VIENNA - A deadline for Iran to answer U.N. nuclear watchdog questions about suspected atomic bomb research was reached on Monday without any immediate word on whether Tehran had provided the information.
Western officials have long said Iran must address the U.N. agency's suspicions about its work and that this would be an important boost for parallel diplomatic efforts to end a decade-old dispute over the country's nuclear program.
Washington and its allies have accused Iran of working to produce an atomic weapons capability, raising fears of a new Middle East war. Iran has dismissed the accusations, saying its work is focused on generating electricity and other peaceful projects.
Diplomats told Reuters last week that the long-running inquiry by the International Atomic Energy Agency (IAEA) appeared to be making only slow headway, casting doubt on whether Iran would fully meet the Aug. 25 target date.
They said there was still time for Iran to respond to the questions, noting that it had occasionally waited until the last minute to make concessions in the past. Officials said Tehran might also provide the information a few days late.
There was no immediate comment from Tehran and the IAEA said it would not comment on the issue on Monday. Diplomats say the watchdog may only release details of any Iranian response in its next quarterly report, expected in early September.
The Islamic republic has promised to cooperate with the IAEA since Hassan Rouhani, widely seen as a pragmatist, was elected Iranian president in mid-2013.
Tehran agreed in May to take five steps by late August, including information on alleged explosives experimentation, and studies related to calculating nuclear explosive yields.
Western diplomats say Iran needs to help clear up the IAEA's suspicions if it wants to reach a broader diplomatic deal in the separate negotiations with the United States, France, Germany, Britain, China and Russia.
Those talks are focused on persuading Iran to curb its atomic activities in exchange for a lifting of sanctions that are hurting its oil-dependent economy.
With major gaps remaining over what will be permitted in Iran's uranium-enrichment program - activity which can have both civilian and military uses - those talks were extended in July until Nov. 24.

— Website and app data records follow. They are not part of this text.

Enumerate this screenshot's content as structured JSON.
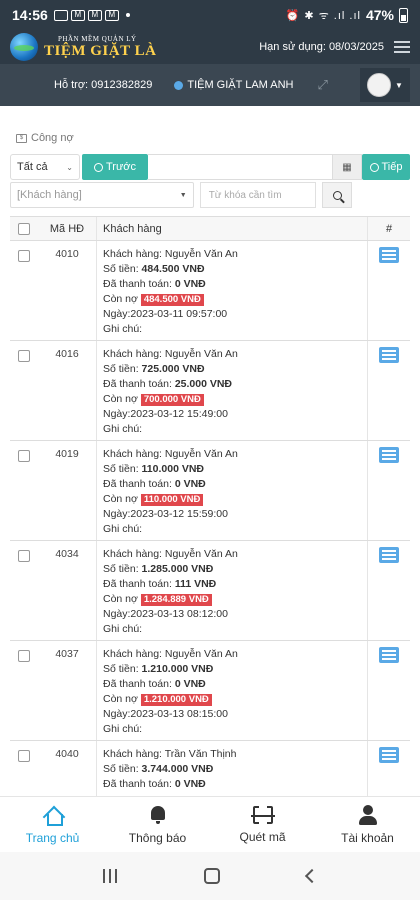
{
  "status_bar": {
    "time": "14:56",
    "battery": "47%"
  },
  "header": {
    "logo_small": "PHẦN MỀM QUẢN LÝ",
    "logo_big": "TIỆM GIẶT LÀ",
    "expiry": "Hạn sử dụng: 08/03/2025"
  },
  "support_bar": {
    "support": "Hỗ trợ: 0912382829",
    "shop_name": "TIỆM GIẶT LAM ANH"
  },
  "section": {
    "title": "Công nợ"
  },
  "filters": {
    "status_value": "Tất cả",
    "prev_label": "Trước",
    "next_label": "Tiếp",
    "customer_placeholder": "[Khách hàng]",
    "keyword_placeholder": "Từ khóa cần tìm"
  },
  "table": {
    "col_id": "Mã HĐ",
    "col_customer": "Khách hàng",
    "col_action": "#",
    "rows": [
      {
        "id": "4010",
        "customer": "Khách hàng: Nguyễn Văn An",
        "amount_label": "Số tiền:",
        "amount": "484.500 VNĐ",
        "paid_label": "Đã thanh toán:",
        "paid": "0 VNĐ",
        "debt_label": "Còn nợ",
        "debt": "484.500 VNĐ",
        "date": "Ngày:2023-03-11 09:57:00",
        "note": "Ghi chú:"
      },
      {
        "id": "4016",
        "customer": "Khách hàng: Nguyễn Văn An",
        "amount_label": "Số tiền:",
        "amount": "725.000 VNĐ",
        "paid_label": "Đã thanh toán:",
        "paid": "25.000 VNĐ",
        "debt_label": "Còn nợ",
        "debt": "700.000 VNĐ",
        "date": "Ngày:2023-03-12 15:49:00",
        "note": "Ghi chú:"
      },
      {
        "id": "4019",
        "customer": "Khách hàng: Nguyễn Văn An",
        "amount_label": "Số tiền:",
        "amount": "110.000 VNĐ",
        "paid_label": "Đã thanh toán:",
        "paid": "0 VNĐ",
        "debt_label": "Còn nợ",
        "debt": "110.000 VNĐ",
        "date": "Ngày:2023-03-12 15:59:00",
        "note": "Ghi chú:"
      },
      {
        "id": "4034",
        "customer": "Khách hàng: Nguyễn Văn An",
        "amount_label": "Số tiền:",
        "amount": "1.285.000 VNĐ",
        "paid_label": "Đã thanh toán:",
        "paid": "111 VNĐ",
        "debt_label": "Còn nợ",
        "debt": "1.284.889 VNĐ",
        "date": "Ngày:2023-03-13 08:12:00",
        "note": "Ghi chú:"
      },
      {
        "id": "4037",
        "customer": "Khách hàng: Nguyễn Văn An",
        "amount_label": "Số tiền:",
        "amount": "1.210.000 VNĐ",
        "paid_label": "Đã thanh toán:",
        "paid": "0 VNĐ",
        "debt_label": "Còn nợ",
        "debt": "1.210.000 VNĐ",
        "date": "Ngày:2023-03-13 08:15:00",
        "note": "Ghi chú:"
      },
      {
        "id": "4040",
        "customer": "Khách hàng: Trần Văn Thịnh",
        "amount_label": "Số tiền:",
        "amount": "3.744.000 VNĐ",
        "paid_label": "Đã thanh toán:",
        "paid": "0 VNĐ",
        "debt_label": "",
        "debt": "",
        "date": "",
        "note": ""
      }
    ]
  },
  "bottom_nav": {
    "items": [
      {
        "label": "Trang chủ",
        "icon": "home-icon"
      },
      {
        "label": "Thông báo",
        "icon": "bell-icon"
      },
      {
        "label": "Quét mã",
        "icon": "scan-icon"
      },
      {
        "label": "Tài khoản",
        "icon": "user-icon"
      }
    ]
  },
  "colors": {
    "header_bg": "#2e3a45",
    "teal_button": "#3ab7a8",
    "debt_badge": "#e0474c",
    "nav_active": "#1fa0d8"
  }
}
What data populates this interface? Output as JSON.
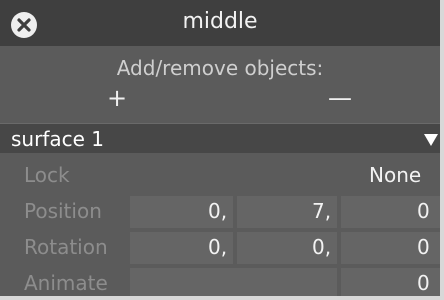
{
  "window": {
    "title": "middle"
  },
  "objects": {
    "heading": "Add/remove objects:",
    "add_symbol": "+",
    "remove_symbol": "—"
  },
  "surface": {
    "label": "surface 1",
    "lock": {
      "label": "Lock",
      "value": "None"
    },
    "position": {
      "label": "Position",
      "x": "0,",
      "y": "7,",
      "z": "0"
    },
    "rotation": {
      "label": "Rotation",
      "x": "0,",
      "y": "0,",
      "z": "0"
    },
    "animate": {
      "label": "Animate",
      "value": "0"
    }
  }
}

After years of what the West saw as Iranian stonewalling, Iran as a first step in May gave the IAEA information about why it was developing exploding bridge wire detonators, which can be used to set off atomic explosive devices. Iran says they are for civilian use.
The areas that the IAEA wants Iran to address were listed in a report published in the watchdog in 2011 that included a trove of intelligence indicating a concerted weapons program that was halted in 2003, when Iran came under increased international pressure. The intelligence also suggested some activities may later have resumed.